      Take Edward Bulwer-Lytton’s cliché phrase, “It was a dark and stormy night.” That’s how he decided to open his 1830 Victorian novel, Paul Clifford.  But how many ways can someone open a novel with a storm or bad weather?

     “The storm broke.  Hard.”  Or, “Tidal winds poured even amounts of fury and rain across the alien jungles on the planet’s dark side.”  Or, “Rain for her tears and rents of wild wind for her scratched soul, she was as broken as the sky when lightning tore through it.”  How about, “Rains lashed against umbrellas, black as the clouds, while nasty winds threatened to pluck them from the hands of their proper owners.”
     Each of these choices might illustrate authorial style and could open a story.  The first I was thinking of Louis L'Amore’s style.  The next how Alan Dean Foster might open a fantasy.  The next pulls my mind toward a gothic romance voice; the last I envisioned Sir Arthur Conan Doyle.  (Authors/estates forgive me if I’ve missed the mark.)
     My point is the author’s “voice” is simply what you choose to say and how you choose to say it.  Some authors are pithy or laconic; some verbose and labored.  Some love description; some loathe it.  Some want to set the scene then hit the dialogue and action.  Others work the setting into the dialogue or action.  It all creates your unique voice or style, like you can recognize a singer by their voice and how they deliver the song.
     You may have had an article or book writer tell you to pick a favorite author and study his or her voice.  Can an author work on “voice” or is it something you’re born with?  Parallel question: Can I sound like Johnny Cash or am I stuck sounding like a braying mule?  The answer is “Yes.”

     I can train my voice, discipline my breathing, adopt pauses, and work on vibrato.  I can study what allows Cash to put a song across.
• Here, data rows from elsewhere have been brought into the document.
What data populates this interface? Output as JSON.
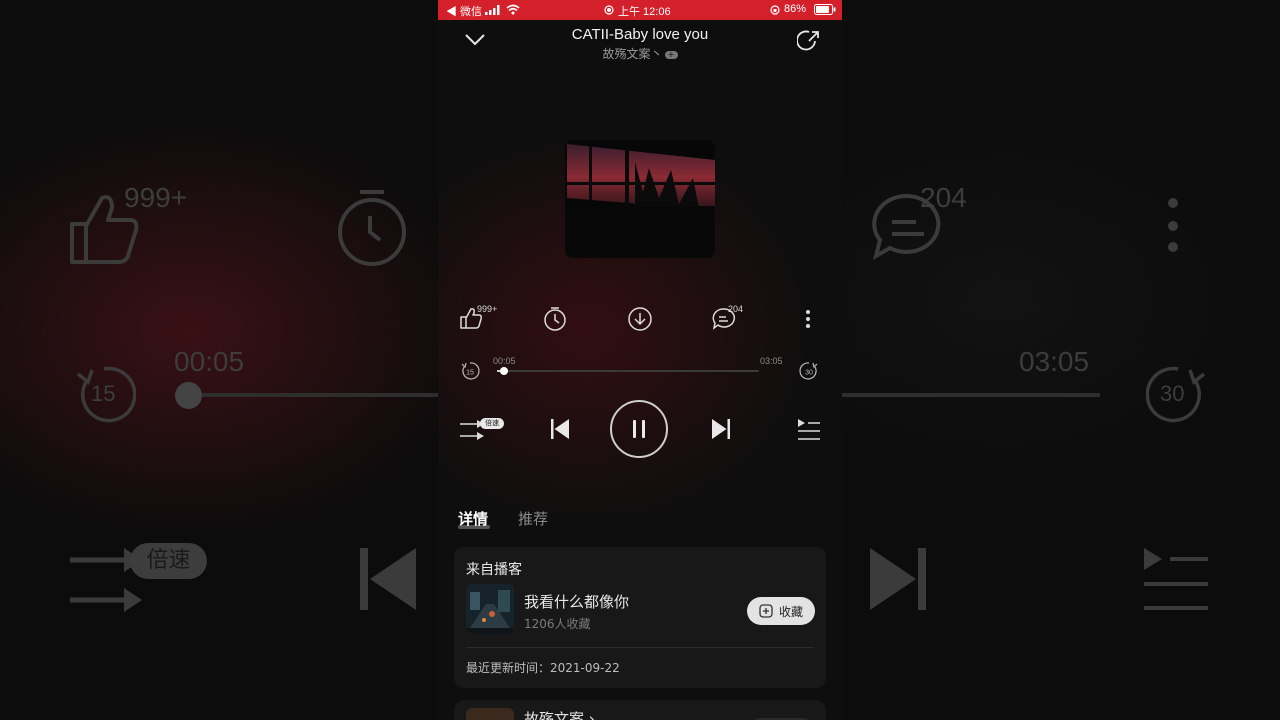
{
  "status_bar": {
    "back_app": "◀ 微信",
    "time": "上午 12:06",
    "battery": "86%"
  },
  "header": {
    "song_title": "CATII-Baby love you",
    "artist": "故殇文案丶"
  },
  "actions": {
    "likes": "999+",
    "comments": "204"
  },
  "progress": {
    "current": "00:05",
    "total": "03:05",
    "fraction": 0.027,
    "rewind_seconds": "15",
    "forward_seconds": "30"
  },
  "controls": {
    "speed_label": "倍速"
  },
  "tabs": {
    "details": "详情",
    "recommend": "推荐"
  },
  "podcast_card": {
    "heading": "来自播客",
    "podcast_title": "我看什么都像你",
    "collect_count": "1206人收藏",
    "collect_button": "收藏",
    "updated": "最近更新时间：2021-09-22"
  },
  "second_card": {
    "title": "故殇文案 ›"
  },
  "background_mirror": {
    "likes": "999+",
    "comments": "204",
    "current": "00:05",
    "total": "03:05",
    "rewind": "15",
    "forward": "30",
    "speed": "倍速"
  },
  "colors": {
    "status_bar": "#d4202a",
    "accent_glow": "#5f141c"
  }
}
I can improve all those things.  I still won’t sound like Johnny.  But my braying will sound more cultured.  With enough work, it might even merit a nod or two from fellow mules. 
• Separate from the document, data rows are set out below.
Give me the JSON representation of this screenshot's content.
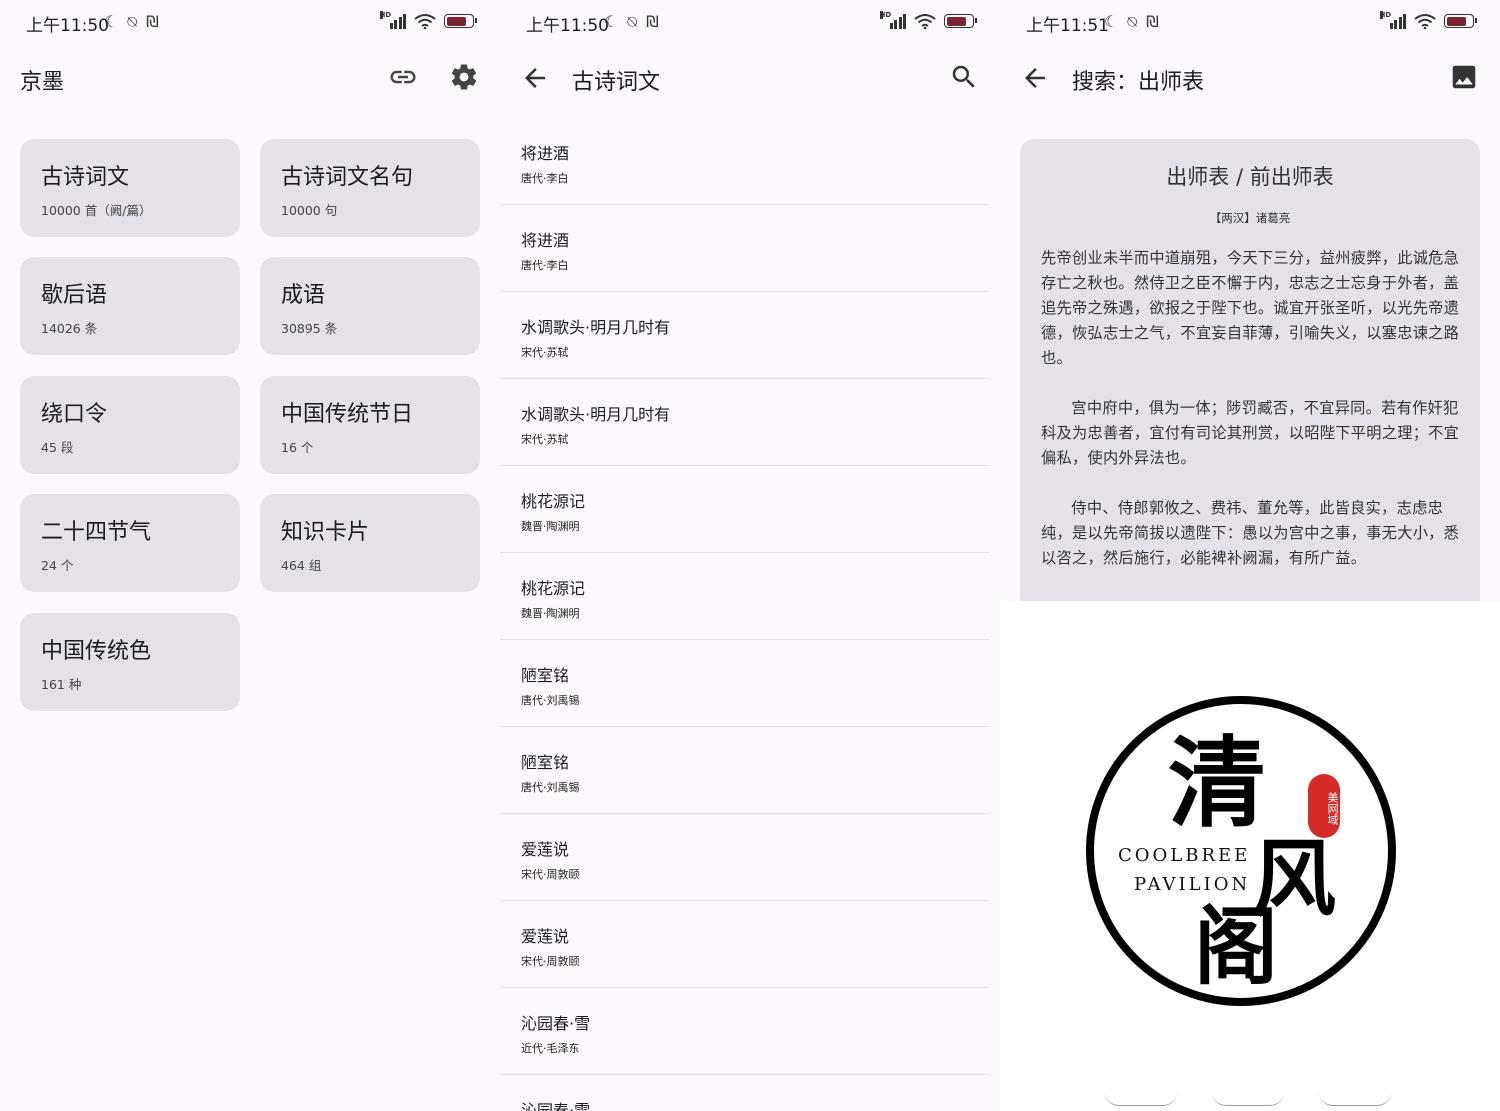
{
  "status": {
    "time1": "上午11:50",
    "time2": "上午11:50",
    "time3": "上午11:51",
    "icons": "☾ ⍉ ₪",
    "hd": "HD",
    "battery_level": 0.78,
    "battery_color": "#7a2431"
  },
  "screen1": {
    "title": "京墨",
    "cards": [
      {
        "title": "古诗词文",
        "count": "10000 首（阙/篇）"
      },
      {
        "title": "古诗词文名句",
        "count": "10000 句"
      },
      {
        "title": "歇后语",
        "count": "14026 条"
      },
      {
        "title": "成语",
        "count": "30895 条"
      },
      {
        "title": "绕口令",
        "count": "45 段"
      },
      {
        "title": "中国传统节日",
        "count": "16 个"
      },
      {
        "title": "二十四节气",
        "count": "24 个"
      },
      {
        "title": "知识卡片",
        "count": "464 组"
      },
      {
        "title": "中国传统色",
        "count": "161 种"
      }
    ]
  },
  "screen2": {
    "title": "古诗词文",
    "items": [
      {
        "title": "将进酒",
        "author": "唐代·李白"
      },
      {
        "title": "将进酒",
        "author": "唐代·李白"
      },
      {
        "title": "水调歌头·明月几时有",
        "author": "宋代·苏轼"
      },
      {
        "title": "水调歌头·明月几时有",
        "author": "宋代·苏轼"
      },
      {
        "title": "桃花源记",
        "author": "魏晋·陶渊明"
      },
      {
        "title": "桃花源记",
        "author": "魏晋·陶渊明"
      },
      {
        "title": "陋室铭",
        "author": "唐代·刘禹锡"
      },
      {
        "title": "陋室铭",
        "author": "唐代·刘禹锡"
      },
      {
        "title": "爱莲说",
        "author": "宋代·周敦颐"
      },
      {
        "title": "爱莲说",
        "author": "宋代·周敦颐"
      },
      {
        "title": "沁园春·雪",
        "author": "近代·毛泽东"
      },
      {
        "title": "沁园春·雪",
        "author": ""
      }
    ]
  },
  "screen3": {
    "title": "搜索：出师表",
    "poem_title": "出师表 / 前出师表",
    "poem_author": "【两汉】诸葛亮",
    "paragraphs": [
      "先帝创业未半而中道崩殂，今天下三分，益州疲弊，此诚危急存亡之秋也。然侍卫之臣不懈于内，忠志之士忘身于外者，盖追先帝之殊遇，欲报之于陛下也。诚宜开张圣听，以光先帝遗德，恢弘志士之气，不宜妄自菲薄，引喻失义，以塞忠谏之路也。",
      "宫中府中，俱为一体；陟罚臧否，不宜异同。若有作奸犯科及为忠善者，宜付有司论其刑赏，以昭陛下平明之理；不宜偏私，使内外异法也。",
      "侍中、侍郎郭攸之、费祎、董允等，此皆良实，志虑忠纯，是以先帝简拔以遗陛下：愚以为宫中之事，事无大小，悉以咨之，然后施行，必能裨补阙漏，有所广益。"
    ]
  },
  "watermark": {
    "char1": "清",
    "char2": "风",
    "char3": "阁",
    "line1": "COOLBREE",
    "line2": "PAVILION",
    "stamp": "美网域",
    "stamp_color": "#d42a2a"
  }
}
     Now there is a subtle danger to copying anyone’s voice.  In the movie, Ray (based on Ray Charles), Ray is auditioning in a studio, but he’s intentionally sounding like other artists, hoping to get a contract.  A booth producer complains that nobody wants to hear another Nat King Cole or Charles Brown.  Ray’s agent, Ahmet, wanting to save the deal, tells Ray they don’t want a copy-cat.  Ray says that’s what the people want.  Ahmet suggests Ray do a song Ahmet wrote called “Mess Around.”  Ray asks to hear it.  Ahmet asks if he can play stride piano in a “Pete Johnson” style, then he sings it.  Ray listens.  Ray had already learned to play various styles of piano.  He already knew when to breathe or break his voice for emphasis.  In a magical moment, Ray took the song and added his unique style.  It was a hit, and Ray Charles took off.
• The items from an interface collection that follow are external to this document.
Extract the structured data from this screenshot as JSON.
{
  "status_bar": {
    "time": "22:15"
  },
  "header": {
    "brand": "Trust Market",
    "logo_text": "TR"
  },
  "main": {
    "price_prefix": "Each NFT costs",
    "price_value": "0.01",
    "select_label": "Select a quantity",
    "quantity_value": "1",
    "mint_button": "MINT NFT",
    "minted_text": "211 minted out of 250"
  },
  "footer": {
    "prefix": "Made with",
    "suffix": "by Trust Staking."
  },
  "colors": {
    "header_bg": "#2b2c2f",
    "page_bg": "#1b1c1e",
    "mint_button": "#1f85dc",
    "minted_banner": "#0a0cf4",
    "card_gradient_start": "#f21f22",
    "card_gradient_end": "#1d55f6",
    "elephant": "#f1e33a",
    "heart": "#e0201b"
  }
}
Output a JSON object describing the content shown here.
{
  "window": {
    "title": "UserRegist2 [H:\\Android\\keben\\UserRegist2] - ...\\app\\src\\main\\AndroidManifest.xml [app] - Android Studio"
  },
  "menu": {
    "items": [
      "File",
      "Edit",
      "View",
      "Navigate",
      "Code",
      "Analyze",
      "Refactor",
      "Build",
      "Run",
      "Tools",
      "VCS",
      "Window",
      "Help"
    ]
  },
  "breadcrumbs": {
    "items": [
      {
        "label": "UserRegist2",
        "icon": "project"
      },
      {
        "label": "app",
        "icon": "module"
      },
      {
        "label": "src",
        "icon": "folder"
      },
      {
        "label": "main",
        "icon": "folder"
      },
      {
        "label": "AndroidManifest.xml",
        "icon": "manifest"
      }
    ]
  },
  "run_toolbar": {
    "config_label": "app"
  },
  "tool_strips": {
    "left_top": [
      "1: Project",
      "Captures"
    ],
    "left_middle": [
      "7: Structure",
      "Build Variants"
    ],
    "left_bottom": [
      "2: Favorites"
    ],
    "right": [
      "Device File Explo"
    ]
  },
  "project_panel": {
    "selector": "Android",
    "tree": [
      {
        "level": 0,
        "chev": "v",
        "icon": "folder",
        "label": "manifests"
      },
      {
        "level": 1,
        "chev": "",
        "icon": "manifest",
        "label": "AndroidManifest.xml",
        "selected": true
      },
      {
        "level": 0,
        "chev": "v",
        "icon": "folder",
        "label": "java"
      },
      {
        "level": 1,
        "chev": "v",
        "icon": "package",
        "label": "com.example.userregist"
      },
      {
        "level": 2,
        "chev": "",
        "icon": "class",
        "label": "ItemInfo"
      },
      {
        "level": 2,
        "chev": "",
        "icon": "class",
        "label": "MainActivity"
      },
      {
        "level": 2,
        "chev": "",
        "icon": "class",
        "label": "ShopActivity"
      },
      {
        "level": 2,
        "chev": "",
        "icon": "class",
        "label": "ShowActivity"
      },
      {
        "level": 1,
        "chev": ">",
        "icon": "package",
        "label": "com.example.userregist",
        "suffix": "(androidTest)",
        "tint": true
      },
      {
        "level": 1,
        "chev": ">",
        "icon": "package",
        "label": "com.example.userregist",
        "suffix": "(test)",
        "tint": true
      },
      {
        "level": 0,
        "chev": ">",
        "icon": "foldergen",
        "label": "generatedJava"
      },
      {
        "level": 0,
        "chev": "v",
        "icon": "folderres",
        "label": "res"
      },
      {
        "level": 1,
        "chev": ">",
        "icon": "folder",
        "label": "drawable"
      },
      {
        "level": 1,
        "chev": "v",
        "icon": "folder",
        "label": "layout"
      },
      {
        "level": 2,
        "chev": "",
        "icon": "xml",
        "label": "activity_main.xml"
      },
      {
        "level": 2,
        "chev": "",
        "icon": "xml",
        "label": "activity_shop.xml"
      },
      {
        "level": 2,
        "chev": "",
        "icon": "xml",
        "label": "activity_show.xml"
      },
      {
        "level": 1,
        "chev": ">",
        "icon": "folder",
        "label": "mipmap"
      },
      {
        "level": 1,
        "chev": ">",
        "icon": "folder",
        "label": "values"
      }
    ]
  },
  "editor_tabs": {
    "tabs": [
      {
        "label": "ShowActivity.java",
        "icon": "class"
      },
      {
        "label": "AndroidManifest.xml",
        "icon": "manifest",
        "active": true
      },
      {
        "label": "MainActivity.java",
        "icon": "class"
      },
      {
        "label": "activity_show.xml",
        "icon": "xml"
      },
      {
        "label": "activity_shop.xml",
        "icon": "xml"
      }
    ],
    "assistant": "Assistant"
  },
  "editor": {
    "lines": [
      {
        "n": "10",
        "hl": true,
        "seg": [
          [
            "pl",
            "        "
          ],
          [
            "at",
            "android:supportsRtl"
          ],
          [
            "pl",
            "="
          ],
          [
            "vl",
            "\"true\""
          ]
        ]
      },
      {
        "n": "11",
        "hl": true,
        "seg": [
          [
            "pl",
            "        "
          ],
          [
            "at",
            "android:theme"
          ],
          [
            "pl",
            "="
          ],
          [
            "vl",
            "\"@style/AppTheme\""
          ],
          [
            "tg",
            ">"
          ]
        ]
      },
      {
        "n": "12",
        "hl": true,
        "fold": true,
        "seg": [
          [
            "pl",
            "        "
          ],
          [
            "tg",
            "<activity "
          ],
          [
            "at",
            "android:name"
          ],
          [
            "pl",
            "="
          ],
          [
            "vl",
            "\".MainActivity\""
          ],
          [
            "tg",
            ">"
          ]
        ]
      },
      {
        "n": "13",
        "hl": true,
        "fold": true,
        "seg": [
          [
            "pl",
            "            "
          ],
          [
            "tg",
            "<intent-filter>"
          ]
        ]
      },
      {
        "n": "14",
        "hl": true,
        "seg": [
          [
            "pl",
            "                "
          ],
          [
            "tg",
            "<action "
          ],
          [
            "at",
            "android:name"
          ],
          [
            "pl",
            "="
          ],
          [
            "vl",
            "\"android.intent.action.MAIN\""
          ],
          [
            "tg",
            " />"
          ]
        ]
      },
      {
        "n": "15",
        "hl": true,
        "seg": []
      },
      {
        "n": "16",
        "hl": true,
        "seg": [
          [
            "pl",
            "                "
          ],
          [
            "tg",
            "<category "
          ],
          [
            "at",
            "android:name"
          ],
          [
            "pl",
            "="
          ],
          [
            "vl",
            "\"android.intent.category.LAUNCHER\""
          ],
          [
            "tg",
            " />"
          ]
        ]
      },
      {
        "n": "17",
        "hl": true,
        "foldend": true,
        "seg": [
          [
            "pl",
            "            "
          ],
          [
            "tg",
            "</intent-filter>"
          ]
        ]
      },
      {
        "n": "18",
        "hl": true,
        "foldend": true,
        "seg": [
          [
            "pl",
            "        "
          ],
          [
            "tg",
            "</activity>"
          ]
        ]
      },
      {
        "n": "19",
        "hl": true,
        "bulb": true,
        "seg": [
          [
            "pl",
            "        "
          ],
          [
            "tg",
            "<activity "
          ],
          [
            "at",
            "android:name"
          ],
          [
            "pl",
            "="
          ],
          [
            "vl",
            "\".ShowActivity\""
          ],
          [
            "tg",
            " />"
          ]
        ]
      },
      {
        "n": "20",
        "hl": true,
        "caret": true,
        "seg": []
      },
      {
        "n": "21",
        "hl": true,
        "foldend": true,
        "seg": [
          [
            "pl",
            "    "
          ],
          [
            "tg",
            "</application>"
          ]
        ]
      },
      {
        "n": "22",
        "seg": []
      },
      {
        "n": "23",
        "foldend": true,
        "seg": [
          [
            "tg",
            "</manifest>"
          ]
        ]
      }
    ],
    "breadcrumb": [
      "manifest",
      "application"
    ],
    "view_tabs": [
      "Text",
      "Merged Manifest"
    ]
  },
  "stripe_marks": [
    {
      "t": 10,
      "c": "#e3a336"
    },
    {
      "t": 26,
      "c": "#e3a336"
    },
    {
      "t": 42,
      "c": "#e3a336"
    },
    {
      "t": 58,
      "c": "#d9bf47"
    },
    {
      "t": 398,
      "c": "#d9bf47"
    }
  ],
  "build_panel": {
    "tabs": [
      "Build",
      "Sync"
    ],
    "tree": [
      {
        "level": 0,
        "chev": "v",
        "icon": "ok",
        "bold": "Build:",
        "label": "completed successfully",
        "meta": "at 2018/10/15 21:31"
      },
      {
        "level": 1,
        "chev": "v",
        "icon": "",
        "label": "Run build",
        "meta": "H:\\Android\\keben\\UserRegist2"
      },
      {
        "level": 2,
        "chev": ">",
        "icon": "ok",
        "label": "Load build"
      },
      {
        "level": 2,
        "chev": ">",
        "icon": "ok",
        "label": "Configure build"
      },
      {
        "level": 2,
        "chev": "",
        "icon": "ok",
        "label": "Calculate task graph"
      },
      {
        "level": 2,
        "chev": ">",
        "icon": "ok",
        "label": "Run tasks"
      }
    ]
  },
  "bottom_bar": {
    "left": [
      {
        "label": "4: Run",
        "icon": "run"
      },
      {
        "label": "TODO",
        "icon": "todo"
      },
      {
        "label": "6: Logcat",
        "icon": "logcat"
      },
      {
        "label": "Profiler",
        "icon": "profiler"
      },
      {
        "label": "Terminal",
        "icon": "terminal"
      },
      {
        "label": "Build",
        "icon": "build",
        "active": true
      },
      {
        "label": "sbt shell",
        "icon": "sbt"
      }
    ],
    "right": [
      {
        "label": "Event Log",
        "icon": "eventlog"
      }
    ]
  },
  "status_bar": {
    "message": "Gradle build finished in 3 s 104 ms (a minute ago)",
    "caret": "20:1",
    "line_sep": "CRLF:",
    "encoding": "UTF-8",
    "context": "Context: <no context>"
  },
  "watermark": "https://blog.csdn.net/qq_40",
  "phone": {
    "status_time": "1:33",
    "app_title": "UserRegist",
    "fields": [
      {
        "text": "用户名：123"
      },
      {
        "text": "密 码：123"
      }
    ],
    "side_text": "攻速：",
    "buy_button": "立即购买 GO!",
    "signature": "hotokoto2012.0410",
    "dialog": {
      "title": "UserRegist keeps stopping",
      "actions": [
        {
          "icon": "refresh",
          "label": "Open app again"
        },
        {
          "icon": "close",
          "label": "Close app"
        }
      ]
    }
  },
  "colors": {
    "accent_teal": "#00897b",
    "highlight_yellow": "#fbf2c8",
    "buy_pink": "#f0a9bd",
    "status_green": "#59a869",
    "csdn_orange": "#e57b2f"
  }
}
     This is what we all are trying to do.  Study techniques.  Analyze successful author’s styles, yes.  Not to copy them but to incorporate what they do well into our own words and sentences.  Read, write, absorb techniques; let them inspire us.  We can even practice short snippets.  But then we step back into our own stories and write our own words.  Form our own sentences.  Try writing an opening two or three ways.
     Master literary techniques.  And if some of the ways you say things sounds a bit more like your favorite authors, great.  But ultimately, strive to be the unique voice other authors will hope to incorporate someday.

~ Brad